- _Extracted material_:

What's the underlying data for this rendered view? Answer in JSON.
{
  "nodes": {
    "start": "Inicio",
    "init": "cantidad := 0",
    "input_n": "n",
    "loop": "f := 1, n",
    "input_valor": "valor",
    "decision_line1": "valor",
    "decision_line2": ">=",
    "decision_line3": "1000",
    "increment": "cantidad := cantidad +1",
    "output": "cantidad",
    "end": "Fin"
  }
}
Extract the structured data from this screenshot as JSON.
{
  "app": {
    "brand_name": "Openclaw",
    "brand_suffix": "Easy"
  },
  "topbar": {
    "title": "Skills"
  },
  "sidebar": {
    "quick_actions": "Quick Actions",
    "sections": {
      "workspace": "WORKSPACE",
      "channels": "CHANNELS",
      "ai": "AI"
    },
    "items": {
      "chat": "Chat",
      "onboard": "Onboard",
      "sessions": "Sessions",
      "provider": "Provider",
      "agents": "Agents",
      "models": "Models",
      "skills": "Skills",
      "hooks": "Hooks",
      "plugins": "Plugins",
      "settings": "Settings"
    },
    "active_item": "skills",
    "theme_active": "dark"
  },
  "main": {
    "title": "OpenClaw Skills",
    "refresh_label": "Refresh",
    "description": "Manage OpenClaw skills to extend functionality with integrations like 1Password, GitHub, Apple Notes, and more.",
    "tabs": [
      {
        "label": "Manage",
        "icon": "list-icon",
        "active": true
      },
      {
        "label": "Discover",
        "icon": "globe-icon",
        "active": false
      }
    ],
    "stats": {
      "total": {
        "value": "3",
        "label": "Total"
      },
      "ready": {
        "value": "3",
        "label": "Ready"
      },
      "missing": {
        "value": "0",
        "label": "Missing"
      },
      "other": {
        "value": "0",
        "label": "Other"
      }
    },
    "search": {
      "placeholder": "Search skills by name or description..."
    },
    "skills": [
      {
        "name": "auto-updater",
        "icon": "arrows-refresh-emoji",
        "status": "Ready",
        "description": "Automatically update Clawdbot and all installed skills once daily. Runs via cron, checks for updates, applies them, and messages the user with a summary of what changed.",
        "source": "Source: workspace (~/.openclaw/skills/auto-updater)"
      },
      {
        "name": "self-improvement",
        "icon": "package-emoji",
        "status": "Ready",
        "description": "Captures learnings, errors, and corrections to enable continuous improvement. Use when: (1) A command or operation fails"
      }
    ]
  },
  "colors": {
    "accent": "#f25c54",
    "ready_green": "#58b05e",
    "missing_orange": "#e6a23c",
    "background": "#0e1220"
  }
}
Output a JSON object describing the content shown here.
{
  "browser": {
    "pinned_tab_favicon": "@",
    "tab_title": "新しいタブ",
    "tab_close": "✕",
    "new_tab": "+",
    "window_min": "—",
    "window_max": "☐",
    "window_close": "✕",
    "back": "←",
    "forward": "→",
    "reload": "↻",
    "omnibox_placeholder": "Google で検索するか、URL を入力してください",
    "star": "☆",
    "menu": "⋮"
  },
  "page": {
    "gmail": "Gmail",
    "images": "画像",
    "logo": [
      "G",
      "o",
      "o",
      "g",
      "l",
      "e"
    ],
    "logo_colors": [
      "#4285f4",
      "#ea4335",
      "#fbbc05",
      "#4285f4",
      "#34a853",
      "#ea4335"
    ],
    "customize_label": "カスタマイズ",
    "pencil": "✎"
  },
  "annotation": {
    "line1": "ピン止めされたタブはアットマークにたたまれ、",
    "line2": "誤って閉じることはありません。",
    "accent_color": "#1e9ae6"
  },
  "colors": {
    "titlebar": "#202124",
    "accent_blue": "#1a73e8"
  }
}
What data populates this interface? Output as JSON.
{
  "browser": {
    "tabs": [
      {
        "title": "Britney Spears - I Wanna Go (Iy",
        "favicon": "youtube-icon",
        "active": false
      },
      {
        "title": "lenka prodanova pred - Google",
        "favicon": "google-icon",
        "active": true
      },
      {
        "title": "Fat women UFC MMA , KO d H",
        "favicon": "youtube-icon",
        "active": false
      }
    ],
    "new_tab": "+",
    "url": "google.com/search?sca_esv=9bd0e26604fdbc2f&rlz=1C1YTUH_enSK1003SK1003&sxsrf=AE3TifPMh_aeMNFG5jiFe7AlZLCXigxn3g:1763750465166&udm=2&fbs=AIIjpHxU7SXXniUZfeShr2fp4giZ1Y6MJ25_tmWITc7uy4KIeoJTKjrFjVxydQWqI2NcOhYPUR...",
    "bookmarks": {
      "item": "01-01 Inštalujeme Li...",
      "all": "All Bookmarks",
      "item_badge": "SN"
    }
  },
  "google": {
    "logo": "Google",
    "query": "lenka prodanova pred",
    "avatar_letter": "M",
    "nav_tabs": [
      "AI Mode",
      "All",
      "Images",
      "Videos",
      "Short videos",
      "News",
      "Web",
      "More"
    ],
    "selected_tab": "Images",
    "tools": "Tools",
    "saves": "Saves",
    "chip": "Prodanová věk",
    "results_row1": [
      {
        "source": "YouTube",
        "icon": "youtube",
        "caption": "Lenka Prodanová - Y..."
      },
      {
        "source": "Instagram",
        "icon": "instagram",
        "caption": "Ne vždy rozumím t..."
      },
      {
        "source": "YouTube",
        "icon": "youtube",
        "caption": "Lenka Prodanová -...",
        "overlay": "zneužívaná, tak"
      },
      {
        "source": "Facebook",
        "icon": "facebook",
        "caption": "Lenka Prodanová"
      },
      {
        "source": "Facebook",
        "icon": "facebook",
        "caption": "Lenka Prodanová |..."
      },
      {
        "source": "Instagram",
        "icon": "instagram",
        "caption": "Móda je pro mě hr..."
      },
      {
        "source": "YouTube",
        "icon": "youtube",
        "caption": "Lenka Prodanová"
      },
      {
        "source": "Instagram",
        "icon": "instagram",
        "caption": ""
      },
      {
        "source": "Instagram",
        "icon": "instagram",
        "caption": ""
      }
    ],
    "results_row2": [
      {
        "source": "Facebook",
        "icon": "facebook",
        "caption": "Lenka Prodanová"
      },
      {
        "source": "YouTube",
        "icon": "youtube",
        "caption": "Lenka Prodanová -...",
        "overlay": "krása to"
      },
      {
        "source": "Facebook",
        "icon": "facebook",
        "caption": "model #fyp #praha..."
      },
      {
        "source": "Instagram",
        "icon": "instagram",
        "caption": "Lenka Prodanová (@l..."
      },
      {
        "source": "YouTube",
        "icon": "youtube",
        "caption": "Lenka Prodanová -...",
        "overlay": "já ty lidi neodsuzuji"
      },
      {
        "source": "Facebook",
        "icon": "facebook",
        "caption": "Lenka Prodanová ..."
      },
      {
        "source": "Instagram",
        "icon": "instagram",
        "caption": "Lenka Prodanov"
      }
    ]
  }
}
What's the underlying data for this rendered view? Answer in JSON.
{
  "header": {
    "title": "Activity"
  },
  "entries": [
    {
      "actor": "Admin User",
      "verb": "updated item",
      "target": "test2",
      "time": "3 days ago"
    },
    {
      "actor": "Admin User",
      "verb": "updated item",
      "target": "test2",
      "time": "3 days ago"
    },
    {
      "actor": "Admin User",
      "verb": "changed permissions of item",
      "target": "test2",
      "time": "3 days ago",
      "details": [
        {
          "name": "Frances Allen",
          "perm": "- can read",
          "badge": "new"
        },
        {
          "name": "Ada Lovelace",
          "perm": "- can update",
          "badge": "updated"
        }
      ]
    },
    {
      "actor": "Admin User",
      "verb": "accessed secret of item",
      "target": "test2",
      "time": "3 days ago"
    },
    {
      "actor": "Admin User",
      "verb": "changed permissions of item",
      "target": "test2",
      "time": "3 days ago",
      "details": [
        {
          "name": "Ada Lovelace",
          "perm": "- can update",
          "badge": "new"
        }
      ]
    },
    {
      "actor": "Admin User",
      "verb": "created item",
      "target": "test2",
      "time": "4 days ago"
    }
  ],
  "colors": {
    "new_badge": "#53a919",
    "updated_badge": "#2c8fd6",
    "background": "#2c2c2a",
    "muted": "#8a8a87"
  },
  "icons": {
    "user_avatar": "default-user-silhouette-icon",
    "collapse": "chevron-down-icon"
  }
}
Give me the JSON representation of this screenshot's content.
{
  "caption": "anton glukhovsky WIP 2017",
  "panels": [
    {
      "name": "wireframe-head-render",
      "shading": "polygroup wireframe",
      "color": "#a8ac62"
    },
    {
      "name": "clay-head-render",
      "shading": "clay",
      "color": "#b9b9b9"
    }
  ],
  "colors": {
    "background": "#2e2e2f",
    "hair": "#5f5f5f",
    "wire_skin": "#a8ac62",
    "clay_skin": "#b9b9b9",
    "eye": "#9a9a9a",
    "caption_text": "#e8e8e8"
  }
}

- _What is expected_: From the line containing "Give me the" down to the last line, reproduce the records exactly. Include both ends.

- _Exercise result_:
Give me the JSON representation of this screenshot's content.
{
  "caption": "anton glukhovsky WIP 2017",
  "panels": [
    {
      "name": "wireframe-head-render",
      "shading": "polygroup wireframe",
      "color": "#a8ac62"
    },
    {
      "name": "clay-head-render",
      "shading": "clay",
      "color": "#b9b9b9"
    }
  ],
  "colors": {
    "background": "#2e2e2f",
    "hair": "#5f5f5f",
    "wire_skin": "#a8ac62",
    "clay_skin": "#b9b9b9",
    "eye": "#9a9a9a",
    "caption_text": "#e8e8e8"
  }
}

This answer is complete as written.